(Stored records)

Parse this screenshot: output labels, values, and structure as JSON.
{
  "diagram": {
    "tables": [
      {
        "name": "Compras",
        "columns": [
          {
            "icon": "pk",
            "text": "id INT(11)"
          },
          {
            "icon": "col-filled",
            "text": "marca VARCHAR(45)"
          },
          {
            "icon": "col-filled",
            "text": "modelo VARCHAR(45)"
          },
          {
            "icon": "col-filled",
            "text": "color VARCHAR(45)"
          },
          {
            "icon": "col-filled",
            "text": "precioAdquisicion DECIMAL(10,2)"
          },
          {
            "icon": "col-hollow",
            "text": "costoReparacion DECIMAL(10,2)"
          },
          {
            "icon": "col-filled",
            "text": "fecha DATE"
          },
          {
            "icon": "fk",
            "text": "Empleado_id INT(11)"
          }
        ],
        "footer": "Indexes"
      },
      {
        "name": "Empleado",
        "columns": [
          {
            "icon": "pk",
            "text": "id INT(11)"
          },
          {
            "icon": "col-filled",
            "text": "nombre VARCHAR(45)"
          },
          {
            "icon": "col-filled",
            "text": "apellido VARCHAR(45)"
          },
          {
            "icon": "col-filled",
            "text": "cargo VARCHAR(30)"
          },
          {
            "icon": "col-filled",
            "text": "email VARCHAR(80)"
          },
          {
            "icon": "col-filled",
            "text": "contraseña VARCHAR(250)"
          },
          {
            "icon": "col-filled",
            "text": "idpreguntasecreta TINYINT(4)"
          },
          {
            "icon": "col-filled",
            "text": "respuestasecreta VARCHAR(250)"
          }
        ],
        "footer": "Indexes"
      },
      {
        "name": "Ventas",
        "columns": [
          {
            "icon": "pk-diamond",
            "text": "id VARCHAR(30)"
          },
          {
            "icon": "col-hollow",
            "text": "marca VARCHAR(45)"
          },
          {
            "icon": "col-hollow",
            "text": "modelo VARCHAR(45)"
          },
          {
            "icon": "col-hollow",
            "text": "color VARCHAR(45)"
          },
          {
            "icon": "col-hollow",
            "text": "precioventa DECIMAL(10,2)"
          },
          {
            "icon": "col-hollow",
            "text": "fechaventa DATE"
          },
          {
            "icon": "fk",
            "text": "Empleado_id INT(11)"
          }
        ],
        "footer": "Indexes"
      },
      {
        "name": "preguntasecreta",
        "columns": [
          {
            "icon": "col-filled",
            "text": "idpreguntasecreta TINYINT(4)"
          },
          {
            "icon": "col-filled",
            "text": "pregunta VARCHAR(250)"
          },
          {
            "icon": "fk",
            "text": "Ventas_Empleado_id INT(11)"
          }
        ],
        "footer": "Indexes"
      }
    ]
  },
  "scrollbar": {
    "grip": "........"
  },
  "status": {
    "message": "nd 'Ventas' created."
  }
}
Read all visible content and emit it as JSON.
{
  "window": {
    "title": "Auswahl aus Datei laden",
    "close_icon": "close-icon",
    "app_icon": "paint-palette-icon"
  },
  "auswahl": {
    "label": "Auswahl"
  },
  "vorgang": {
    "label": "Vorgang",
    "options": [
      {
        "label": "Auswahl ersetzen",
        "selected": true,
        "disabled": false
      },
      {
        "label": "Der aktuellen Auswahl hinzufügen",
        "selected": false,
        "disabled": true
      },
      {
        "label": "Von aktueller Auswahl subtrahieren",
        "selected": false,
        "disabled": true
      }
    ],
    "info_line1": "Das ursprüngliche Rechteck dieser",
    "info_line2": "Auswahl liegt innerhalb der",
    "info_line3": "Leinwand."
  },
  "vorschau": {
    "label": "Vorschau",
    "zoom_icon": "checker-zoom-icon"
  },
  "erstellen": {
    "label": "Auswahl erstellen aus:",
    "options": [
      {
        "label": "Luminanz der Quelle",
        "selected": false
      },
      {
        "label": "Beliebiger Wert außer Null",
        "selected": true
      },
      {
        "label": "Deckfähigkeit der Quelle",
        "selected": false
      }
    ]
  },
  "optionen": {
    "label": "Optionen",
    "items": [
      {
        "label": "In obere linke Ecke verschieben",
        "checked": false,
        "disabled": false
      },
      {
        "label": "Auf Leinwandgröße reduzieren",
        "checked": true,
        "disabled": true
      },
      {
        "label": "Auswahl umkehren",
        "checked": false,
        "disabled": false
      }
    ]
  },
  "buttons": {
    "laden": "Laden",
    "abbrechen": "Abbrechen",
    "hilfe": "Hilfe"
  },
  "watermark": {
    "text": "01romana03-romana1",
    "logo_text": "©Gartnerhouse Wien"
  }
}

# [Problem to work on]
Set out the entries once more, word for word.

# [Written response]
Parse this screenshot: output labels, values, and structure as JSON.
{
  "diagram": {
    "tables": [
      {
        "name": "Compras",
        "columns": [
          {
            "icon": "pk",
            "text": "id INT(11)"
          },
          {
            "icon": "col-filled",
            "text": "marca VARCHAR(45)"
          },
          {
            "icon": "col-filled",
            "text": "modelo VARCHAR(45)"
          },
          {
            "icon": "col-filled",
            "text": "color VARCHAR(45)"
          },
          {
            "icon": "col-filled",
            "text": "precioAdquisicion DECIMAL(10,2)"
          },
          {
            "icon": "col-hollow",
            "text": "costoReparacion DECIMAL(10,2)"
          },
          {
            "icon": "col-filled",
            "text": "fecha DATE"
          },
          {
            "icon": "fk",
            "text": "Empleado_id INT(11)"
          }
        ],
        "footer": "Indexes"
      },
      {
        "name": "Empleado",
        "columns": [
          {
            "icon": "pk",
            "text": "id INT(11)"
          },
          {
            "icon": "col-filled",
            "text": "nombre VARCHAR(45)"
          },
          {
            "icon": "col-filled",
            "text": "apellido VARCHAR(45)"
          },
          {
            "icon": "col-filled",
            "text": "cargo VARCHAR(30)"
          },
          {
            "icon": "col-filled",
            "text": "email VARCHAR(80)"
          },
          {
            "icon": "col-filled",
            "text": "contraseña VARCHAR(250)"
          },
          {
            "icon": "col-filled",
            "text": "idpreguntasecreta TINYINT(4)"
          },
          {
            "icon": "col-filled",
            "text": "respuestasecreta VARCHAR(250)"
          }
        ],
        "footer": "Indexes"
      },
      {
        "name": "Ventas",
        "columns": [
          {
            "icon": "pk-diamond",
            "text": "id VARCHAR(30)"
          },
          {
            "icon": "col-hollow",
            "text": "marca VARCHAR(45)"
          },
          {
            "icon": "col-hollow",
            "text": "modelo VARCHAR(45)"
          },
          {
            "icon": "col-hollow",
            "text": "color VARCHAR(45)"
          },
          {
            "icon": "col-hollow",
            "text": "precioventa DECIMAL(10,2)"
          },
          {
            "icon": "col-hollow",
            "text": "fechaventa DATE"
          },
          {
            "icon": "fk",
            "text": "Empleado_id INT(11)"
          }
        ],
        "footer": "Indexes"
      },
      {
        "name": "preguntasecreta",
        "columns": [
          {
            "icon": "col-filled",
            "text": "idpreguntasecreta TINYINT(4)"
          },
          {
            "icon": "col-filled",
            "text": "pregunta VARCHAR(250)"
          },
          {
            "icon": "fk",
            "text": "Ventas_Empleado_id INT(11)"
          }
        ],
        "footer": "Indexes"
      }
    ]
  },
  "scrollbar": {
    "grip": "........"
  },
  "status": {
    "message": "nd 'Ventas' created."
  }
}
Read all visible content and emit it as JSON.
{
  "window": {
    "title": "Auswahl aus Datei laden",
    "close_icon": "close-icon",
    "app_icon": "paint-palette-icon"
  },
  "auswahl": {
    "label": "Auswahl"
  },
  "vorgang": {
    "label": "Vorgang",
    "options": [
      {
        "label": "Auswahl ersetzen",
        "selected": true,
        "disabled": false
      },
      {
        "label": "Der aktuellen Auswahl hinzufügen",
        "selected": false,
        "disabled": true
      },
      {
        "label": "Von aktueller Auswahl subtrahieren",
        "selected": false,
        "disabled": true
      }
    ],
    "info_line1": "Das ursprüngliche Rechteck dieser",
    "info_line2": "Auswahl liegt innerhalb der",
    "info_line3": "Leinwand."
  },
  "vorschau": {
    "label": "Vorschau",
    "zoom_icon": "checker-zoom-icon"
  },
  "erstellen": {
    "label": "Auswahl erstellen aus:",
    "options": [
      {
        "label": "Luminanz der Quelle",
        "selected": false
      },
      {
        "label": "Beliebiger Wert außer Null",
        "selected": true
      },
      {
        "label": "Deckfähigkeit der Quelle",
        "selected": false
      }
    ]
  },
  "optionen": {
    "label": "Optionen",
    "items": [
      {
        "label": "In obere linke Ecke verschieben",
        "checked": false,
        "disabled": false
      },
      {
        "label": "Auf Leinwandgröße reduzieren",
        "checked": true,
        "disabled": true
      },
      {
        "label": "Auswahl umkehren",
        "checked": false,
        "disabled": false
      }
    ]
  },
  "buttons": {
    "laden": "Laden",
    "abbrechen": "Abbrechen",
    "hilfe": "Hilfe"
  },
  "watermark": {
    "text": "01romana03-romana1",
    "logo_text": "©Gartnerhouse Wien"
  }
}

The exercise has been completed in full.